By 2016, the specialist media sector was servicing more than 5.3 million people each week in mostly regional, rural and remote areas as the number of community radio stations expanded to 450 from 270 just eight years previously. Community broadcasters now well outnumber Australia’s licensed commercial radio stations.
The impact of this is evident where community radio stations deliver the only available local media services to some of the nation’s most remote communities, and to regional communities that no longer have public or commercial radio services.
As community broadcasting relies heavily on support from the Australian Government, challenges exist to ensure public funding is allocated appropriately and effectively.
Over an extended period between 2002 and 2016, the Griffith Centre for Social and Cultural Research undertook three important studies to highlight the impact of community broadcasters across diverse populations including Indigenous and ethnic communities. The research ultimately led to improved funding for the community broadcasting sector while also informing government licensing across the sector.
Described by the Community Broadcasting Foundation as a project of ‘national and international significance’ and a ‘groundbreaking study of audience response to community radio’, the research has played a pivotal role in the expansion of community broadcasting in Australia.
The work helped shape the Australian Parliament Research Paper on the future of community broadcasting in 2014. The research showed that community broadcasters play vital roles as community organisers and first-level service providers, positively impacting vulnerable, minority and local communities.
The audience research techniques developed by the Griffith research team have been replicated in similar studies internationally.
A Council of Europe report in 2008 referred to this research as ‘of major importance’ in terms of its innovative methodology, ‘as a model for use elsewhere’, and as an ‘impressive collaboration of academic, government sector, and user organisations’.

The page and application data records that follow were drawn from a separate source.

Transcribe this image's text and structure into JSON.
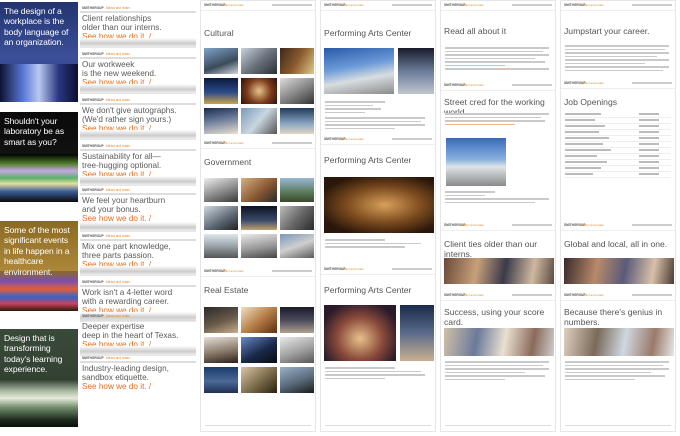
{
  "banners": [
    {
      "text": "The design of a workplace is the body language of an organization."
    },
    {
      "text": "Shouldn't your laboratory be as smart as you?"
    },
    {
      "text": "Some of the most significant events in life happen in a healthcare environment."
    },
    {
      "text": "Design that is transforming today's learning experience."
    }
  ],
  "brand": {
    "logo": "SMITHGROUP",
    "tagline": "Attract and retain"
  },
  "slices": [
    {
      "line1": "Client relationships",
      "line2": "older than our interns.",
      "link": "See how we do it. /"
    },
    {
      "line1": "Our workweek",
      "line2": "is the new weekend.",
      "link": "See how we do it. /"
    },
    {
      "line1": "We don't give autographs.",
      "line2": "(We'd rather sign yours.)",
      "link": "See how we do it. /"
    },
    {
      "line1": "Sustainability for all—",
      "line2": "tree-hugging optional.",
      "link": "See how we do it. /"
    },
    {
      "line1": "We feel your heartburn",
      "line2": "and your bonus.",
      "link": "See how we do it. /"
    },
    {
      "line1": "Mix one part knowledge,",
      "line2": "three parts passion.",
      "link": "See how we do it. /"
    },
    {
      "line1": "Work isn't a 4-letter word",
      "line2": "with a rewarding career.",
      "link": "See how we do it. /"
    },
    {
      "line1": "Deeper expertise",
      "line2": "deep in the heart of Texas.",
      "link": "See how we do it. /"
    },
    {
      "line1": "Industry-leading design,",
      "line2": "sandbox etiquette.",
      "link": "See how we do it. /"
    }
  ],
  "col3": {
    "cultural": "Cultural",
    "government": "Government",
    "realestate": "Real Estate"
  },
  "col4": {
    "pac1": "Performing Arts Center",
    "pac2": "Performing Arts Center",
    "pac3": "Performing Arts Center"
  },
  "col5": {
    "read": "Read all about it",
    "street": "Street cred for the working world.",
    "client": "Client ties older than our interns.",
    "success": "Success, using your score card."
  },
  "col6": {
    "jump": "Jumpstart your career.",
    "jobs": "Job Openings",
    "global": "Global and local, all in one.",
    "genius": "Because there's genius in numbers."
  },
  "colors": {
    "accent": "#e0701f",
    "text": "#5a5a5a"
  }
}
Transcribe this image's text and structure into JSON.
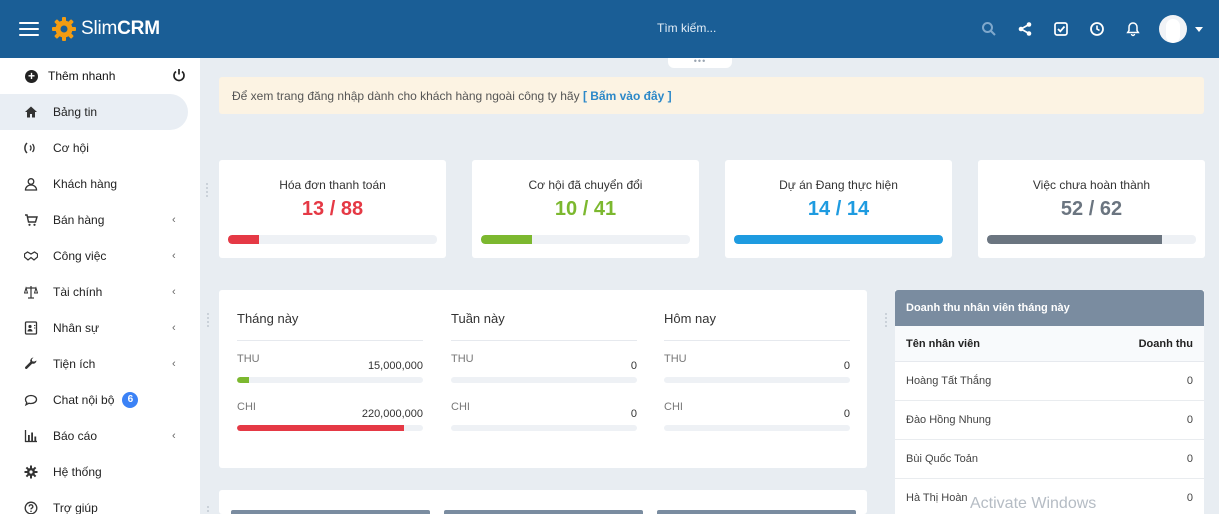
{
  "app": {
    "brand_regular": "Slim",
    "brand_bold": "CRM"
  },
  "search": {
    "placeholder": "Tìm kiếm..."
  },
  "topbar_icons": [
    "search-icon",
    "share-icon",
    "task-check-icon",
    "clock-icon",
    "bell-icon"
  ],
  "sidebar": {
    "quick_add": "Thêm nhanh",
    "items": [
      {
        "label": "Bảng tin",
        "icon": "home-icon",
        "active": true,
        "has_submenu": false
      },
      {
        "label": "Cơ hội",
        "icon": "signal-icon",
        "has_submenu": false
      },
      {
        "label": "Khách hàng",
        "icon": "user-icon",
        "has_submenu": false
      },
      {
        "label": "Bán hàng",
        "icon": "cart-icon",
        "has_submenu": true
      },
      {
        "label": "Công việc",
        "icon": "handshake-icon",
        "has_submenu": true
      },
      {
        "label": "Tài chính",
        "icon": "scale-icon",
        "has_submenu": true
      },
      {
        "label": "Nhân sự",
        "icon": "id-card-icon",
        "has_submenu": true
      },
      {
        "label": "Tiện ích",
        "icon": "wrench-icon",
        "has_submenu": true
      },
      {
        "label": "Chat nội bộ",
        "icon": "chat-icon",
        "badge": "6",
        "has_submenu": false
      },
      {
        "label": "Báo cáo",
        "icon": "bar-chart-icon",
        "has_submenu": true
      },
      {
        "label": "Hệ thống",
        "icon": "gear-icon",
        "has_submenu": false
      },
      {
        "label": "Trợ giúp",
        "icon": "help-icon",
        "has_submenu": false
      }
    ]
  },
  "notice": {
    "text": "Để xem trang đăng nhập dành cho khách hàng ngoài công ty hãy",
    "link": "[ Bấm vào đây ]"
  },
  "stats": [
    {
      "title": "Hóa đơn thanh toán",
      "value": "13 / 88",
      "progress": 0.148,
      "color": "#e53945"
    },
    {
      "title": "Cơ hội đã chuyển đổi",
      "value": "10 / 41",
      "progress": 0.244,
      "color": "#7cb82f"
    },
    {
      "title": "Dự án Đang thực hiện",
      "value": "14 / 14",
      "progress": 1.0,
      "color": "#1e9be0"
    },
    {
      "title": "Việc chưa hoàn thành",
      "value": "52 / 62",
      "progress": 0.839,
      "color": "#6b7580"
    }
  ],
  "summary": [
    {
      "heading": "Tháng này",
      "thu_label": "THU",
      "thu_value": "15,000,000",
      "thu_progress": 0.064,
      "chi_label": "CHI",
      "chi_value": "220,000,000",
      "chi_progress": 0.9
    },
    {
      "heading": "Tuần này",
      "thu_label": "THU",
      "thu_value": "0",
      "thu_progress": 0,
      "chi_label": "CHI",
      "chi_value": "0",
      "chi_progress": 0
    },
    {
      "heading": "Hôm nay",
      "thu_label": "THU",
      "thu_value": "0",
      "thu_progress": 0,
      "chi_label": "CHI",
      "chi_value": "0",
      "chi_progress": 0
    }
  ],
  "colors": {
    "thu": "#7cb82f",
    "chi": "#e53945"
  },
  "revenue": {
    "title": "Doanh thu nhân viên tháng này",
    "col_name": "Tên nhân viên",
    "col_value": "Doanh thu",
    "rows": [
      {
        "name": "Hoàng Tất Thắng",
        "value": "0"
      },
      {
        "name": "Đào Hồng Nhung",
        "value": "0"
      },
      {
        "name": "Bùi Quốc Toản",
        "value": "0"
      },
      {
        "name": "Hà Thị Hoàn",
        "value": "0"
      }
    ]
  },
  "watermark": "Activate Windows"
}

Organisers of the Civil Media Conference in Austria in 2011 described the research as arguably the most extensive qualitative audience analysis undertaken in community media.
The research gave ethnic communities in urban and regional areas the opportunity to detail the importance of community radio programs to them. Indigenous communities highlighted the role of community media in maintaining their languages, culture and music.
The work undertaken by researchers from the Griffith Centre for Social and Cultural Research, led by Professor Susan Forde, has spawned further investigations of community policy internationally, highlighting the importance of community broadcasting in countries that have yet to embrace its benefits.